Florida's Third District Court of Appeal on Friday vacated its Sept. 3 order requiring that smokers' claims for punitive as well as compensatory damages in the suit be heard individually. The court said it will hear oral arguments on the issue Sept. 30.
If the judges change their stance, the so-called Engle case filed against the country's top five tobacco companies could again pose a significant danger to cigarette makers. "In the absence of another favorable ruling for the industry, Engle once again becomes threatening," said Martin Feldman, a tobacco-industry analyst at Salomon Smith Barney in New York. The court's earlier decision requiring that plaintiffs' damage claims be heard individually would have vastly reduced the tobacco industry's legal and financial risk.
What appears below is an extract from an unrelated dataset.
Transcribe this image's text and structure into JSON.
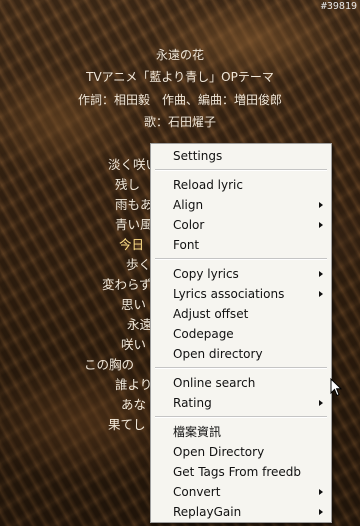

News of that decision sent tobacco-company shares up earlier this month.
Although the appeals court's latest ruling was handed down Friday, several Wall Street analysts said they were unaware of the development until after markets closed Monday.
In July, a Miami-Dade County Circuit Court jury found the tobacco companies liable for injuries to tens of thousands of Florida smokers. The trial was set to reconvene earlier this month for the jury to weigh compensatory damages for two plaintiffs and a lump-sum punitive award for the entire class.
But before the second phase of the trial began, a three-judge panel of the appeals court ruled that punitive damages, like compensatory damages, must be determined one smoker at a time. Judge Robert Kaye then delayed the resumption of the trial, giving the plaintiffs' lawyers time to ask the appeals court for a rehearing.
The 11-member court, however, decided to revisit the issue on its own, a rare step that signals that "some members of the court probably have some concerns" about the earlier decision, said Daniel S. Pearson, a partner in Florida law firm Holland & Knight and a former judge on the Third District appeals court.
The court gave no reasons for its decision to reconsider the matter. Analysts speculated that the court could be concerned with everything from procedural issues to substantive ones.
"Despite the fact that it looks negative for the industry, there could be a silver lining here" for the companies, said William Pecoriello, an analyst at Sanford C. Bernstein & Co. "This could open up a window for a motion to decertify the class." The tobacco industry has long argued that individual smokers' cases are too different to be lumped together in a single class action.
Stanley Rosenblatt, who along with his wife, Susan, represents the Florida smokers, couldn't be reached for comment. Tobacco-company lawyers declined to comment, citing a court order barring either side from discussing the case while it is being tried.